(RAW DATA Opens)

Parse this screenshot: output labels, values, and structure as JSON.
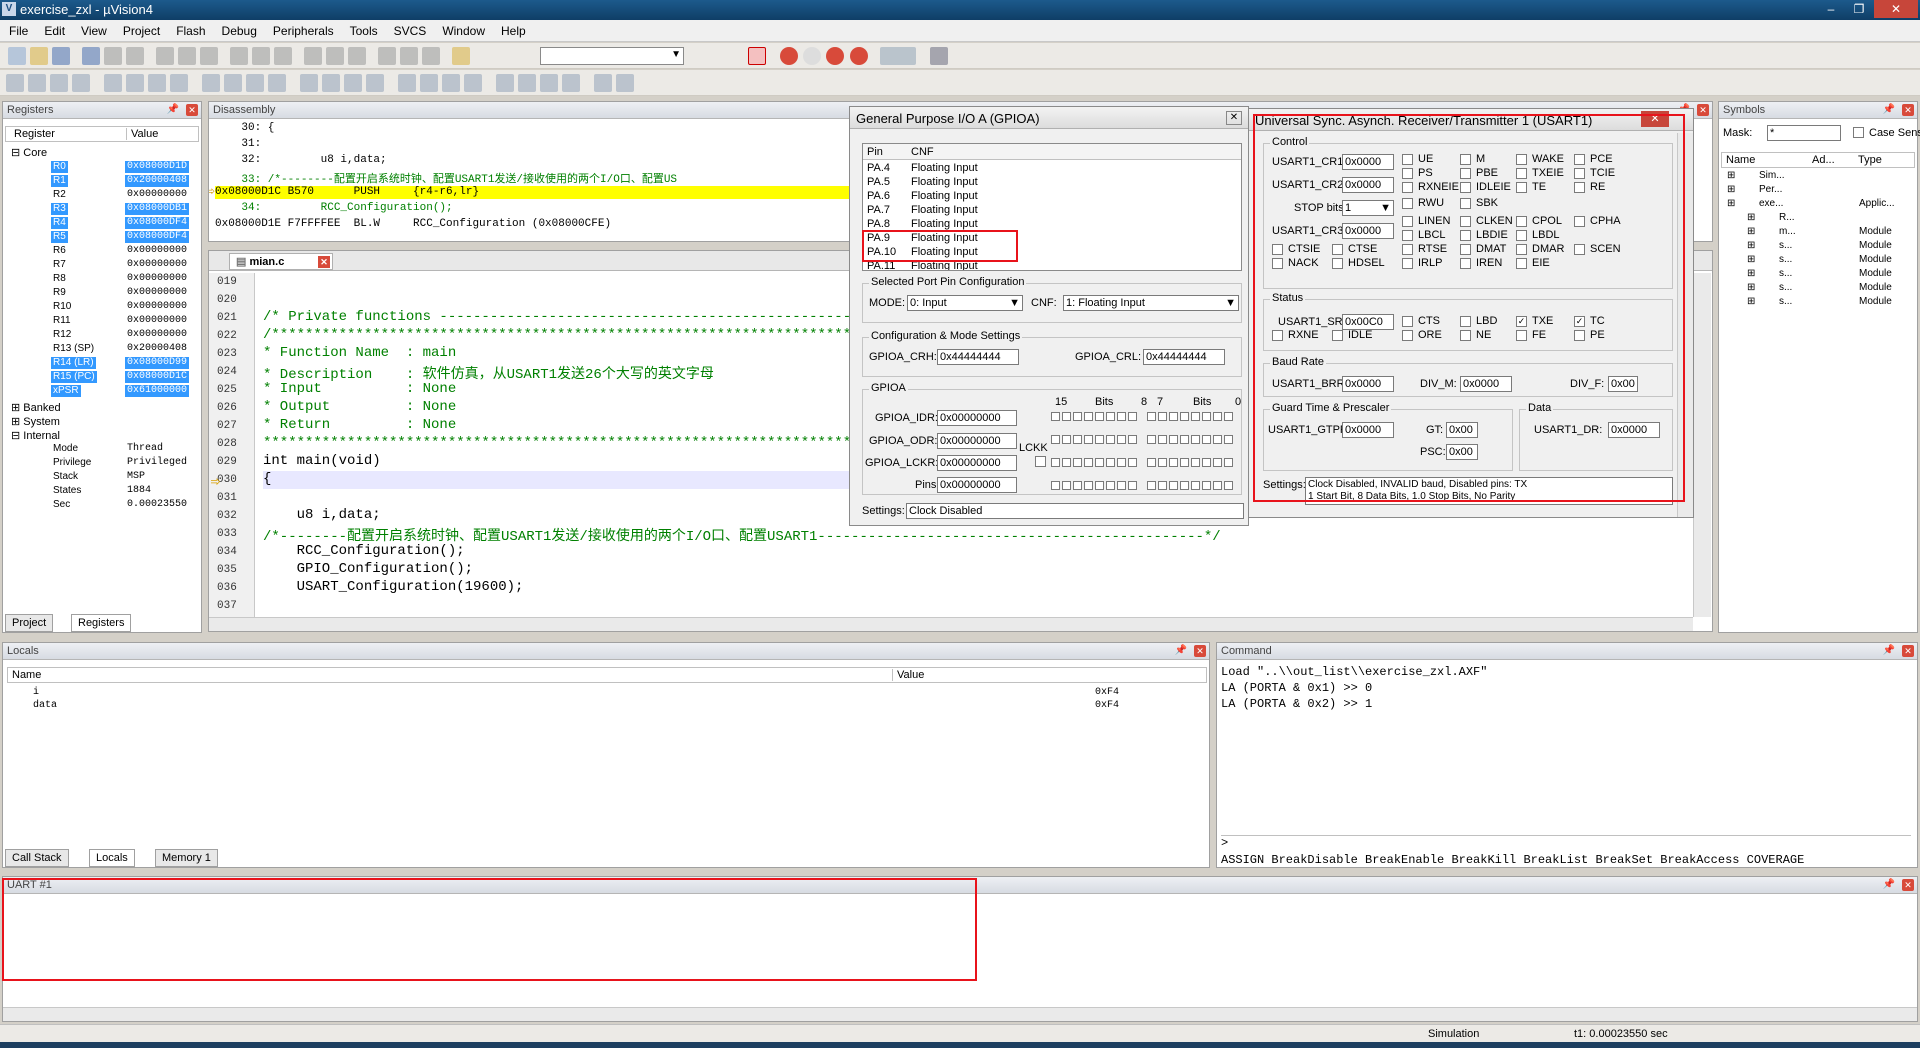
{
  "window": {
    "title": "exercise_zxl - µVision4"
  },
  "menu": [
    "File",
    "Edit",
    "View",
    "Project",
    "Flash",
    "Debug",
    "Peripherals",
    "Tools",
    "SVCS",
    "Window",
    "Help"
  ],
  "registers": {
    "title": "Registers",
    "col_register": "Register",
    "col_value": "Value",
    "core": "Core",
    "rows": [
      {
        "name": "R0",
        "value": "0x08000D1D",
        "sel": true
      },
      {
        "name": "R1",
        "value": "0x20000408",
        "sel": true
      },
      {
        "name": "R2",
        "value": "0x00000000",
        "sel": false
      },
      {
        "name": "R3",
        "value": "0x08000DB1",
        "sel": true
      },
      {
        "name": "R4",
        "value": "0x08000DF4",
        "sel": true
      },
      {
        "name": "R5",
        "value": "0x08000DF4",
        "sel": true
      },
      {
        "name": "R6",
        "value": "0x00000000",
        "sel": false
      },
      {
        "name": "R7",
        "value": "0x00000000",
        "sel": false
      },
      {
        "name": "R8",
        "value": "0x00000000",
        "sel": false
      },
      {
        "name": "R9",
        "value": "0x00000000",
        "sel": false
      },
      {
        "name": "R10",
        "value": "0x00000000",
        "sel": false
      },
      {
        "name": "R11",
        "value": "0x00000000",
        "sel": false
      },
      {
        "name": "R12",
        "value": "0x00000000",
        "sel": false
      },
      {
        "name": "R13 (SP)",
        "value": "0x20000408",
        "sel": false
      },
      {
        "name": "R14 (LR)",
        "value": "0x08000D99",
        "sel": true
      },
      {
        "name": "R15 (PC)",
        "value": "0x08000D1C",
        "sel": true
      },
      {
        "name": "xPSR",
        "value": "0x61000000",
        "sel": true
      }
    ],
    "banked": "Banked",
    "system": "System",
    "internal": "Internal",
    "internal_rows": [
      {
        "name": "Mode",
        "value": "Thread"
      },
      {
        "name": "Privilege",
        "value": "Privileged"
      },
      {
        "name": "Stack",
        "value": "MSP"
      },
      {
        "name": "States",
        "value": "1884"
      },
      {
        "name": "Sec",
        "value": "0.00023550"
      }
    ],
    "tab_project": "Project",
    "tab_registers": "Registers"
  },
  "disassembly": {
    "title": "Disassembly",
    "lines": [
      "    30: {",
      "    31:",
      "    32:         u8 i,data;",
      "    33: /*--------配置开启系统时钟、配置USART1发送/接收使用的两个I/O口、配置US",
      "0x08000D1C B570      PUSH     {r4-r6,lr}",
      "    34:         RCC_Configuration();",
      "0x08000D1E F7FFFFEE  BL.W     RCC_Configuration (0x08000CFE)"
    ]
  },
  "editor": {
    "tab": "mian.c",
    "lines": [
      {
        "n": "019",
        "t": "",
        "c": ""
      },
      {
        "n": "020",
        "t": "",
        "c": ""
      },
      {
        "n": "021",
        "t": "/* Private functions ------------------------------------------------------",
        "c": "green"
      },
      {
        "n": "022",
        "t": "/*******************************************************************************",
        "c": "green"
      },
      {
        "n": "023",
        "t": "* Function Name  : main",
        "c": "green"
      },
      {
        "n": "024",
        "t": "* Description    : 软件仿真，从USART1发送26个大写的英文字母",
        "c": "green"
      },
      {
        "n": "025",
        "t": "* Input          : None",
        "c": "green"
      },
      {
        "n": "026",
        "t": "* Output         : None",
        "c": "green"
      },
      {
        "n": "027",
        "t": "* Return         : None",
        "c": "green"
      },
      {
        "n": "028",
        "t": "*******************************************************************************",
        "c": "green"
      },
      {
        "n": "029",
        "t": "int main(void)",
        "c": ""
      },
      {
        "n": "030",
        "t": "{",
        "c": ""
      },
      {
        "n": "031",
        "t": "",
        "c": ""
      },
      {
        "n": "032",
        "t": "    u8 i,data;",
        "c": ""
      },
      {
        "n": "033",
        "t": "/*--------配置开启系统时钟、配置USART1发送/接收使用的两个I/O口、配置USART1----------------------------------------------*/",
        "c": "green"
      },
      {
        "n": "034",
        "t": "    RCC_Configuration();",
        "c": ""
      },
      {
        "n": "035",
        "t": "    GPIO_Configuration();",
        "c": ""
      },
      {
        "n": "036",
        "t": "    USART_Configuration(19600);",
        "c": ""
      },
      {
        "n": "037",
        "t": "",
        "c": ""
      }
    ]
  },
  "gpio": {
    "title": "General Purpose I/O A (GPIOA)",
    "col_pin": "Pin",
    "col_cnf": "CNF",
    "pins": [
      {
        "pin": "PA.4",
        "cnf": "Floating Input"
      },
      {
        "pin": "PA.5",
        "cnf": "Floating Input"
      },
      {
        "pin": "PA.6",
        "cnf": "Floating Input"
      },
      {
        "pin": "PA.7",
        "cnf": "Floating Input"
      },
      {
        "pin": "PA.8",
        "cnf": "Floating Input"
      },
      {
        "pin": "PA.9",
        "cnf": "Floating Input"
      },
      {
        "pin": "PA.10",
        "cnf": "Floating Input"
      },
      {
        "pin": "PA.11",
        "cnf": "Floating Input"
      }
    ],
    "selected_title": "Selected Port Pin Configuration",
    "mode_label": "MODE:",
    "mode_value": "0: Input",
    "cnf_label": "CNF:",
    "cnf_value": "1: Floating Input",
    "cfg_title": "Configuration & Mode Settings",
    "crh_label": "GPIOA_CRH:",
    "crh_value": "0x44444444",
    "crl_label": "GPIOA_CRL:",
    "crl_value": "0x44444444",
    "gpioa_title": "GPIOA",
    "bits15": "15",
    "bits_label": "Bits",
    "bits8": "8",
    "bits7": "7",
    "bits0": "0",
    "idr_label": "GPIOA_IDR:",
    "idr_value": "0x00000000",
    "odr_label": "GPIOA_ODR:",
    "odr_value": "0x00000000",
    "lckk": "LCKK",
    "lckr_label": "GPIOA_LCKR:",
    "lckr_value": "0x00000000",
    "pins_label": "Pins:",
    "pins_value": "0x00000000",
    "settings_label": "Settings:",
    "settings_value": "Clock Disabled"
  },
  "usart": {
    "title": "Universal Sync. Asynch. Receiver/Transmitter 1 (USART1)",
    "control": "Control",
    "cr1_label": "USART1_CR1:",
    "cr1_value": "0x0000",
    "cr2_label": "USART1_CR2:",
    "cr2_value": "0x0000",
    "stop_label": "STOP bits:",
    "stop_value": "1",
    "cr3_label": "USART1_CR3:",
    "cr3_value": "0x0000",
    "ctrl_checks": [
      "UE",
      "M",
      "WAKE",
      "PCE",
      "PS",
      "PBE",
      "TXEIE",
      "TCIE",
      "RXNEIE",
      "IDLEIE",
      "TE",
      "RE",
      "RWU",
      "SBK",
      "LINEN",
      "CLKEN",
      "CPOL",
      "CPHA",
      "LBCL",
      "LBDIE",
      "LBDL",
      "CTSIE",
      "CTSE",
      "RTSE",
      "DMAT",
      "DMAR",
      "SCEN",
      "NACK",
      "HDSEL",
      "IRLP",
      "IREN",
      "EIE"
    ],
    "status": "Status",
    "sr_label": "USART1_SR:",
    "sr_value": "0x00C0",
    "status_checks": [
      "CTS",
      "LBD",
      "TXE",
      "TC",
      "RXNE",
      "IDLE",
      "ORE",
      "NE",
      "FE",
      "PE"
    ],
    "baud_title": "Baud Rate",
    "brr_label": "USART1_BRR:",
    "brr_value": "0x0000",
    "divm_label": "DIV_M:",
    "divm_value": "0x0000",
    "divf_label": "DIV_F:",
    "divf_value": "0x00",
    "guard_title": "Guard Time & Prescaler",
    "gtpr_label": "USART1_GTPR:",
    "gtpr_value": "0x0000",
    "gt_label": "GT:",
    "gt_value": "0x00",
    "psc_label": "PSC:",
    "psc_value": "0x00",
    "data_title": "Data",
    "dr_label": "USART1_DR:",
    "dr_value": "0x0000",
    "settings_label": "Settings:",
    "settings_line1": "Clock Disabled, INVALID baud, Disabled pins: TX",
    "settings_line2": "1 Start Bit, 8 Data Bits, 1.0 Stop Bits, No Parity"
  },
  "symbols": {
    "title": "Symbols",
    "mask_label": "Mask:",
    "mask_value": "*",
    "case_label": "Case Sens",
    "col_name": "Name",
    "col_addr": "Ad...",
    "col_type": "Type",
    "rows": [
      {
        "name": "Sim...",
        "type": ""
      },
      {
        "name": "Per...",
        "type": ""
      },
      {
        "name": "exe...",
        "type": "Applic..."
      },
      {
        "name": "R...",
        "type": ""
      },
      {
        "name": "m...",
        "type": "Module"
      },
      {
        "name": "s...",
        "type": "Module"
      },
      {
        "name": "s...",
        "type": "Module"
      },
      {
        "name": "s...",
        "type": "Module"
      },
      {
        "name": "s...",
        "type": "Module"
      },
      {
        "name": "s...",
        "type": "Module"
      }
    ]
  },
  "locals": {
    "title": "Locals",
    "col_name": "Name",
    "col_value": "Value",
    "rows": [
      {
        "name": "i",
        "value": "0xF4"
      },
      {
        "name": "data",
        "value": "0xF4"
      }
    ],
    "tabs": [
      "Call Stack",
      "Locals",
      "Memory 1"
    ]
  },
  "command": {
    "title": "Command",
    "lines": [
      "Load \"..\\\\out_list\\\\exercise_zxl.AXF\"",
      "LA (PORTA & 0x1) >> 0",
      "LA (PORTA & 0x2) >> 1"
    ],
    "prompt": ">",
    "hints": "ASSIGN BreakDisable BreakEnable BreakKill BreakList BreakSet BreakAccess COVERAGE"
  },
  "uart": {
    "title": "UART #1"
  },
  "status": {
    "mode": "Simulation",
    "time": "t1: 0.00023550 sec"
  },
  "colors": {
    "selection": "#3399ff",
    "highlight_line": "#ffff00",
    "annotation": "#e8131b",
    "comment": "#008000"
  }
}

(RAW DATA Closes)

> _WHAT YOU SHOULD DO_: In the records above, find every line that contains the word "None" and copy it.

> _YOUR RESPONSE_:
        "t": "* Input          : None",
        "t": "* Output         : None",
        "t": "* Return         : None",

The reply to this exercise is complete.